- The Dallas City Council was briefed last Wednesday on a six-month pilot program that would allow companies to deploy up to 20 robotic delivery devices on the city's streets, as reported by Dallas News and others.
- The pilot would allow fleets of electronically powered, autonomous devices, no more than 26 inches wide and 48 inches high, with maximum speeds of 5 miles per hour. So far, San Francisco-based Marble is the first company to express interest in the pilot.
- The City Council is expected to take a formal vote this week on the program, according to NBCDFW. If approved, Marble says it will deploy its delivery bots on Nov. 1.
As streets become inundated with new forms of transportation and infrastructure, delivery robots are just a part of the latest wave of tech to face city councils.
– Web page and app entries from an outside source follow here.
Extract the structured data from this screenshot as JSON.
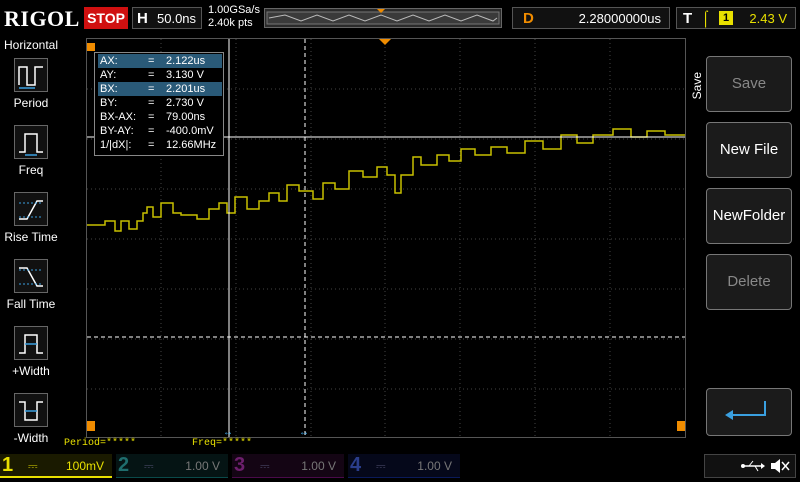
{
  "topbar": {
    "logo": "RIGOL",
    "run_state": "STOP",
    "h_letter": "H",
    "timebase": "50.0ns",
    "sample_rate": "1.00GSa/s",
    "memory_depth": "2.40k pts",
    "d_letter": "D",
    "delay": "2.28000000us",
    "t_letter": "T",
    "trigger_edge_glyph": "⌠",
    "trigger_channel": "1",
    "trigger_level": "2.43 V"
  },
  "left_panel": {
    "title": "Horizontal",
    "items": [
      {
        "label": "Period",
        "icon": "period-icon"
      },
      {
        "label": "Freq",
        "icon": "freq-icon"
      },
      {
        "label": "Rise Time",
        "icon": "rise-time-icon"
      },
      {
        "label": "Fall Time",
        "icon": "fall-time-icon"
      },
      {
        "label": "+Width",
        "icon": "positive-width-icon"
      },
      {
        "label": "-Width",
        "icon": "negative-width-icon"
      }
    ]
  },
  "cursor_readout": {
    "rows": [
      {
        "label": "AX:",
        "eq": "=",
        "value": "2.122us"
      },
      {
        "label": "AY:",
        "eq": "=",
        "value": "3.130 V"
      },
      {
        "label": "BX:",
        "eq": "=",
        "value": "2.201us"
      },
      {
        "label": "BY:",
        "eq": "=",
        "value": "2.730 V"
      },
      {
        "label": "BX-AX:",
        "eq": "=",
        "value": "79.00ns"
      },
      {
        "label": "BY-AY:",
        "eq": "=",
        "value": "-400.0mV"
      },
      {
        "label": "1/|dX|:",
        "eq": "=",
        "value": "12.66MHz"
      }
    ]
  },
  "measurements": {
    "period": "Period=*****",
    "freq": "Freq=*****"
  },
  "right_panel": {
    "title": "Save",
    "buttons": [
      {
        "label": "Save",
        "enabled": false
      },
      {
        "label": "New File",
        "enabled": true
      },
      {
        "label": "NewFolder",
        "enabled": true
      },
      {
        "label": "Delete",
        "enabled": false
      }
    ],
    "back_icon": "return-arrow-icon"
  },
  "channels": [
    {
      "num": "1",
      "scale": "100mV",
      "color": "#e8e000",
      "active": true
    },
    {
      "num": "2",
      "scale": "1.00 V",
      "color": "#00c0c0",
      "active": false
    },
    {
      "num": "3",
      "scale": "1.00 V",
      "color": "#c000c0",
      "active": false
    },
    {
      "num": "4",
      "scale": "1.00 V",
      "color": "#3060ff",
      "active": false
    }
  ],
  "status_icons": [
    "usb-icon",
    "speaker-mute-icon"
  ],
  "colors": {
    "ch1": "#e8e000",
    "cursor_highlight": "#2a5a78",
    "stop": "#d01010",
    "delay_marker": "#f08c00",
    "cursor_marker": "#3aa0e0"
  }
}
Washington, DC welcomed the expanded deployment of Starship delivery robots following a 2016 pilot — the robotics company partnered with DoorDash and Postmates to bring food deliveries to city residents — and other cities such as Austin, TX have also approved delivery robot pilot programs.
San Francisco is one such city that tested the delivery robot trend, but didn't see overwhelming success. In December 2017, the San Francisco Board of Supervisors voted to severely restrict the devices and crack down on the zones in which the robots could operate. At the time of the vote, Supervisor Norman Yee told the Board, "Maybe five years from now, when we have 20,000 robots roaming around on the streets and people have to walk on the streets with the cars ... Maybe then we’ll do something. That seems to be a problem we have in San Francisco, and I don’t want to let things get out of hand again."
Sentiments toward delivery robots may echo how some city leaders — particularly those in Dallas — feel about dockless bikes and scooters. Dallas has had a tumultuous relationship with dockless operators ever since companies took an untraditional approach to dockless by neglecting regulations. Eventually the city sent warning letters, demanding operators clean up bikes that were "littered" on the streets, and Dallas Mayor Mike Rawlings reflected on this following the delivery robot briefing last week.
"I assume since there are a lot less of the machines out there, that we’ll be clear about where they’re going to be and we’ll have all that information real-time ... Because you didn't have that with the bikes. They didn't want to give it to you," Rawlings said, according to D Magazine.